Hannes Stöhr’s ‘Berlin is in Germany’ is about a former ‘East German’ adjusting to life in a unified nation

December 5, 2020

0 Martin was imprisoned before the fall of the Wall. When he is released in 2001, everything has changed. Mr. Brooks is perhaps modern cinema’s most well-known instance of a prisoner attempting to rebuild a life after release. The character appears in The Shawshank Redemption (1994). He’s an old man when he gets out. He’s […]

Jan Komasa’s ‘The Hater’, on Netflix, is a quietly chilling story about the virtual world’s revenge on the real world

November 28, 2020

0 Way back in 1999, ‘The Matrix’ felt like sci-fi fantasy. But today, the machines are indeed shaping us, controlling us, brainwashing us. We are all living in the Matrix. In 2010, Polish filmmaker Jan Komasa forayed into the virtual world with Suicide Room. The title refers to a chat room for people with suicidal […]

Soorarai Pottru, The Motorcycle Diaries, and the truth-versus-fiction issue in biopics

November 21, 2020

35 If you want the “truth” about Captain Gopinath or Che Guevara, go read books about them, or go watch documentaries. Soorarai Pottru — the “loosely inspired by” biopic of Air Deccan founder Captain GR Gopinath  — is the season’s hottest, most talked-about film, so let’s talk about a biopic about another socialist hero from […]

Readers Write In #300: Karma Yoga and Jean-Pierre Melville

November 16, 2020

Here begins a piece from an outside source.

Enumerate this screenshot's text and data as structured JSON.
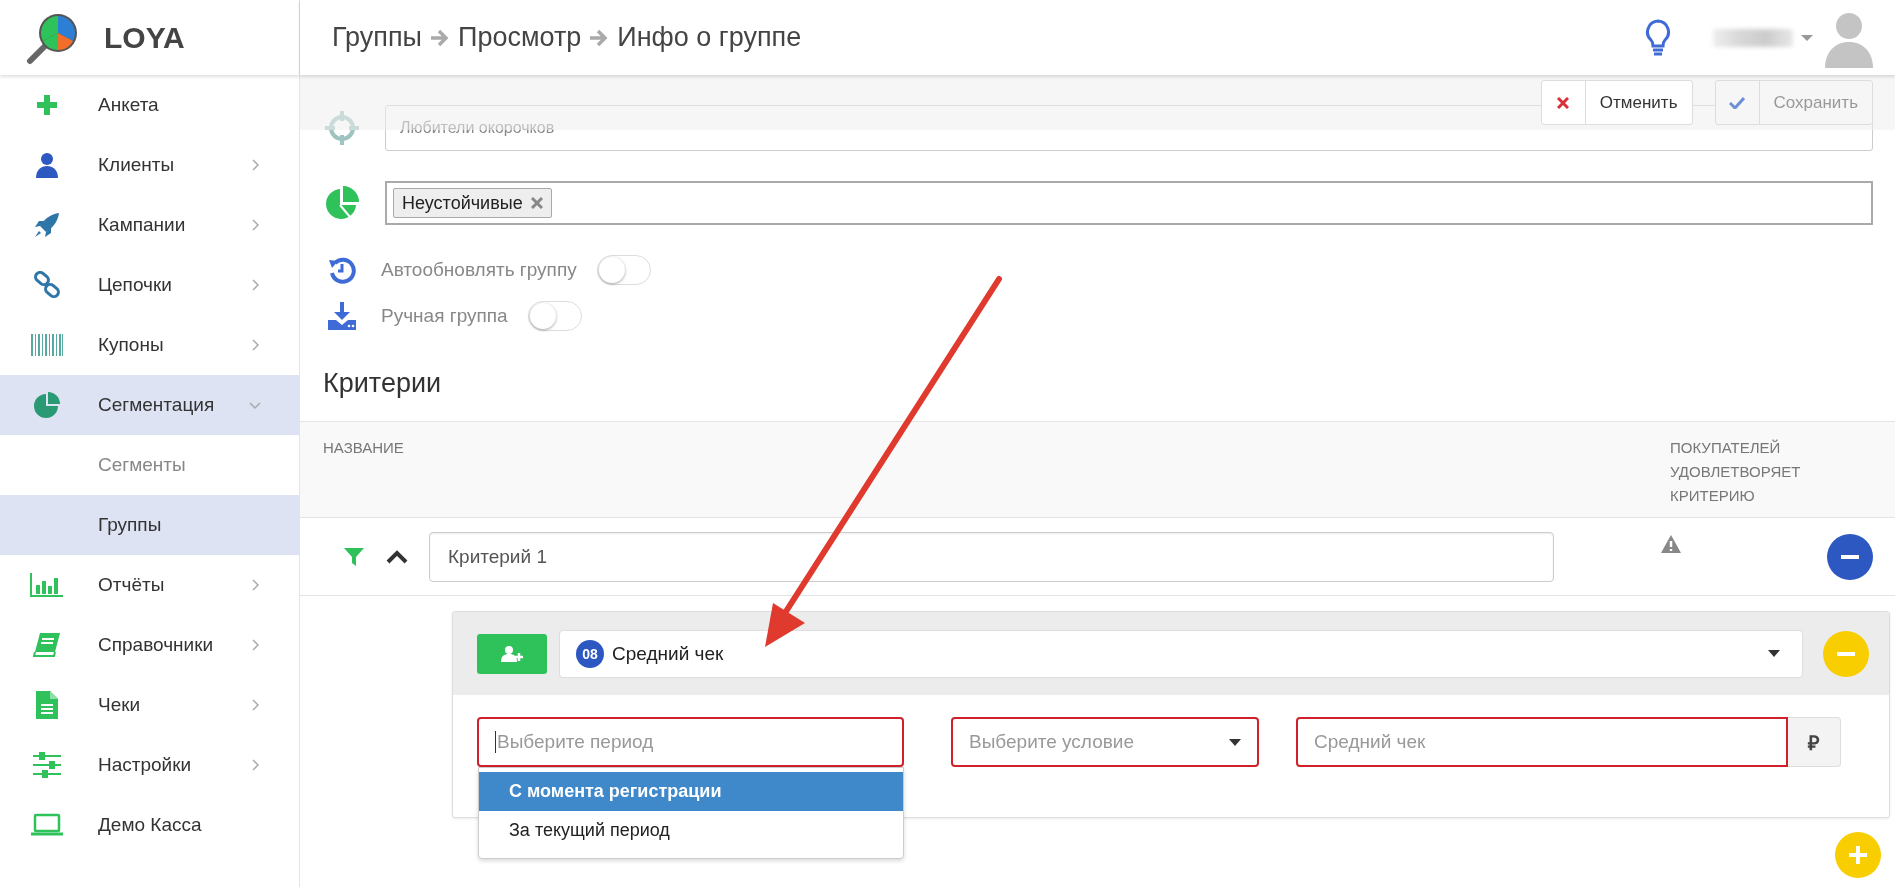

(by Kartik Iyer) Vivekananda writes, “Work, but let not the action or the thought produce a deep impression on the mind”. He continues, “Therefore, be ‘unattached’; let things work; let brain centres work; work incessantly, but not let a ripple conquer the mind. Work as if you were a stranger in this land, a sojourner; […]

Sophia Loren transformed from glam star to great actor in Vittorio De Sica’s ‘Two Women’

November 15, 2020

2 You could say the reason glamorous stars de-glam themselves is because, otherwise, nobody takes them seriously. It’s only when Sophia Loren plays a working mother that we sit up and say, “Oh wow, what a performance!” It’s Rome. It’s World War II. The film is Vittorio De Sica’s Two Women. Cesira (Sophia Loren) runs […]

Fernanda Valadez’s ‘Identifying Features’, playing at Dharamsala, is a poignant drama about would-be illegal migrants

November 7, 2020

0 This is neither about the issue (would-be illegal immigrants) nor the mystery (what happened to the protagonist’s son who tried to cross over from Mexico to the US?). It’s more about a mother… When you think of illegal (would-be) immigrants crossing over, you think of barbed-wire fences, helicopters throwing spotlights on the ground, difficult […]